However, Labour leader, Ed Miliband told the BBC: "What we have agreed is essentially the royal charter that Nick Clegg and I published on Friday. It will be underpinned by statute. Why is that important? Because it stops ministers or the press meddling with it, watering it down in the future.
"It will be a regulator, a system of complaints where the regulator has teeth so they can direct apologies if wrong is done and it is independent of the press, which is so important because for too long we have had a system where the press have been marking their own homework."
He added: "People who revealed MPs' expenses, people who revealed phone hacking, have nothing to fear from what has been agreed.
"I think a free press has nothing to fear from what has been agreed. This is about a press that doesn't abuse its own power and, if that power is abused, victims have a right to redress because, so often in the past when things went wrong – take the case of the McCanns – they felt they had nobody to turn to."
The deputy prime minister, Nick Clegg, claimed the deal was a victory for the Lib Dems and Labour.
He said: "I'm delighted that we've come to a cross-party agreement. I think it's essential that we do move forward with consensus on this. We'll see the details later. But it's pretty well exactly what I hoped for when I published the ideas alongside the Labour party last Friday."
Maria Miller, the culture secretary, insisted there was a clear acceptance by Labour and the Liberal Democrats that the prime minister's royal charter was the right way forward.

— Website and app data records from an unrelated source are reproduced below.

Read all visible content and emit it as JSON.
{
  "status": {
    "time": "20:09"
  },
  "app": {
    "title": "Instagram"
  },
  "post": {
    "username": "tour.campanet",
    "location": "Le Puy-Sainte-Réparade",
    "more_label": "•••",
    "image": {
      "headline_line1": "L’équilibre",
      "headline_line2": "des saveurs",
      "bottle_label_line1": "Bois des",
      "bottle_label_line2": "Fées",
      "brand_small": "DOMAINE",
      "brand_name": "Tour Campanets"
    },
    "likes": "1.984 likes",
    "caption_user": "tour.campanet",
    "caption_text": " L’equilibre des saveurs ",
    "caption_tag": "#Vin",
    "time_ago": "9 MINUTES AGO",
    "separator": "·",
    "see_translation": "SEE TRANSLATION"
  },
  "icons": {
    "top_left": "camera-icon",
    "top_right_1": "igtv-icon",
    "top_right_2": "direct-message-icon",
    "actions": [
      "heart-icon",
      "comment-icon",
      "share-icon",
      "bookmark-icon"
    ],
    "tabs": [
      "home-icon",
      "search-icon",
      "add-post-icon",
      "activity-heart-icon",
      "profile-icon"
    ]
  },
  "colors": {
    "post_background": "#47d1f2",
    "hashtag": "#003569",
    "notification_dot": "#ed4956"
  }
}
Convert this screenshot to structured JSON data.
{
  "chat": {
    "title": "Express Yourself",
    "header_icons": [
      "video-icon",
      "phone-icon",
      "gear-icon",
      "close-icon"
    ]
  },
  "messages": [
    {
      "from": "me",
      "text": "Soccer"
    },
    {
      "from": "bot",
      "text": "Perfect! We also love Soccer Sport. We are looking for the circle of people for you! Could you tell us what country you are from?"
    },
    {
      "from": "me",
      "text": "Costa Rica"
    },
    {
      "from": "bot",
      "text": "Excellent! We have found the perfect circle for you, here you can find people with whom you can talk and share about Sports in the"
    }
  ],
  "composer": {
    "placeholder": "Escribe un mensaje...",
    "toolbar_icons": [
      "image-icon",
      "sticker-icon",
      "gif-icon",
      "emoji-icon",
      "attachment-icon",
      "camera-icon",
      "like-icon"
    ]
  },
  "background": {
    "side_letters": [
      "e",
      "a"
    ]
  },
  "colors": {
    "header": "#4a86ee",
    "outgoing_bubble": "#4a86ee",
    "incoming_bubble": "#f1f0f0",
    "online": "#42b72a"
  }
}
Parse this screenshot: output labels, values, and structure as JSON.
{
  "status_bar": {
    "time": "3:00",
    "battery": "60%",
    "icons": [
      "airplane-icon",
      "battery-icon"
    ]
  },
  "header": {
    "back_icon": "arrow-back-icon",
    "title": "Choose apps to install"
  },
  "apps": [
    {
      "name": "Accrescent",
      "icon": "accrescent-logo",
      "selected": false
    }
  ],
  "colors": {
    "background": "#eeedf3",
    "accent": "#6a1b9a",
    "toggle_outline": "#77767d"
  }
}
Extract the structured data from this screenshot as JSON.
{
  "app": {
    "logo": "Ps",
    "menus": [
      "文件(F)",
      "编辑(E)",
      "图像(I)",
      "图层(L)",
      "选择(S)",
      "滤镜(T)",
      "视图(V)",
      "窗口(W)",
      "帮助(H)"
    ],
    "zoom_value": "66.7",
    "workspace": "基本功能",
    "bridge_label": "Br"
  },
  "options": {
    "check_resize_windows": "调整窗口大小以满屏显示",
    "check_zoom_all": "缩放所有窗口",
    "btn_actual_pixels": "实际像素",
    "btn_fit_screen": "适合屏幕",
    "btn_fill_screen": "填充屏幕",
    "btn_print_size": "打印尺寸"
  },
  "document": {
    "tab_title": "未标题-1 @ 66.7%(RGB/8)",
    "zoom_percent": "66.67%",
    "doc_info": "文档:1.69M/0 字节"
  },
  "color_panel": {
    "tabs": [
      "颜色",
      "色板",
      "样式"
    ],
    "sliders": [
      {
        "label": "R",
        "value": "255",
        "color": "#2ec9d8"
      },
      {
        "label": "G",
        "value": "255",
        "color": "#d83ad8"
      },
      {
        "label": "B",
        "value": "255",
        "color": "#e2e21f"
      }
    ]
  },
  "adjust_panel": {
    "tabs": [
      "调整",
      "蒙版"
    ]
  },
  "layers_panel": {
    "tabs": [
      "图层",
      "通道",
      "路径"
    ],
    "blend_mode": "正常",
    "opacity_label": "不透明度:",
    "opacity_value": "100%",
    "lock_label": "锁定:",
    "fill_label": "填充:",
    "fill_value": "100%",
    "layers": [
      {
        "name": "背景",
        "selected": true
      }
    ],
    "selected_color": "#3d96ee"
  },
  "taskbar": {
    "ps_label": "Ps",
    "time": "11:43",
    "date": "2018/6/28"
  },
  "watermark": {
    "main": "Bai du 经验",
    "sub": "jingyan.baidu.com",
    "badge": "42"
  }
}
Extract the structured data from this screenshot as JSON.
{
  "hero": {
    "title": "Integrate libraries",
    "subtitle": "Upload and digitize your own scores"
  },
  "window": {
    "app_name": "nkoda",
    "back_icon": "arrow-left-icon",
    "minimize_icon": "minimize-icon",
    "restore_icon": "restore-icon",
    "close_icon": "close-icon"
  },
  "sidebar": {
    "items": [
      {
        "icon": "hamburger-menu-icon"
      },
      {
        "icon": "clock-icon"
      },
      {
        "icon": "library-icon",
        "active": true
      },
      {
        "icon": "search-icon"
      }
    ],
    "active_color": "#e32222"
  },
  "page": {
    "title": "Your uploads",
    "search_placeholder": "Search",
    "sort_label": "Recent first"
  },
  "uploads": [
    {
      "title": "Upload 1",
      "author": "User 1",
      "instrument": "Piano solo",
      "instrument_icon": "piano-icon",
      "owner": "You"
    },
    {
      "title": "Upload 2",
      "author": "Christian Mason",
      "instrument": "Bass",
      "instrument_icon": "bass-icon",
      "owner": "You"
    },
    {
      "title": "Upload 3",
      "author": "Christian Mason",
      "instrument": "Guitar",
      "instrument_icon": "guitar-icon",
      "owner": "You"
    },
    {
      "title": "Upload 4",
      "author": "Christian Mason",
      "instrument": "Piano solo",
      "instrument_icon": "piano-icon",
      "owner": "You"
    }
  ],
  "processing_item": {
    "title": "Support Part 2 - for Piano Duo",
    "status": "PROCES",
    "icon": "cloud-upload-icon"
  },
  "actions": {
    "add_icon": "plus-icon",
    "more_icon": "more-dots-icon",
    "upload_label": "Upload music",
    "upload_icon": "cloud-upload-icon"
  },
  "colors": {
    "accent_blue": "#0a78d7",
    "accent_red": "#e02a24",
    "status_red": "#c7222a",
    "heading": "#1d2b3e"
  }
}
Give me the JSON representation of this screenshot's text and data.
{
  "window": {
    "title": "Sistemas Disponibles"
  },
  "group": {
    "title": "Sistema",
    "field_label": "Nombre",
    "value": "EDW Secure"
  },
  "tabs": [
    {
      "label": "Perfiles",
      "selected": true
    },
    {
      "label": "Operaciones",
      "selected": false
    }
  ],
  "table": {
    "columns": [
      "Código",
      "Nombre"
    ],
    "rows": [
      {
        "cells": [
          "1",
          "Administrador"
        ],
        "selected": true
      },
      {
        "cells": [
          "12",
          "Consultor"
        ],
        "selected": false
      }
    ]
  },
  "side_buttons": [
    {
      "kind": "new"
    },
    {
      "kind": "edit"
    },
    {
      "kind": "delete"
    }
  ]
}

She said: "We will not have this extreme force of press law that we would have had otherwise. The clause will sit alongside the charter. It is a no-change clause; there is no statutory underpinning. It is simply stating there can be no change in the future. That is already incorporated in the charter."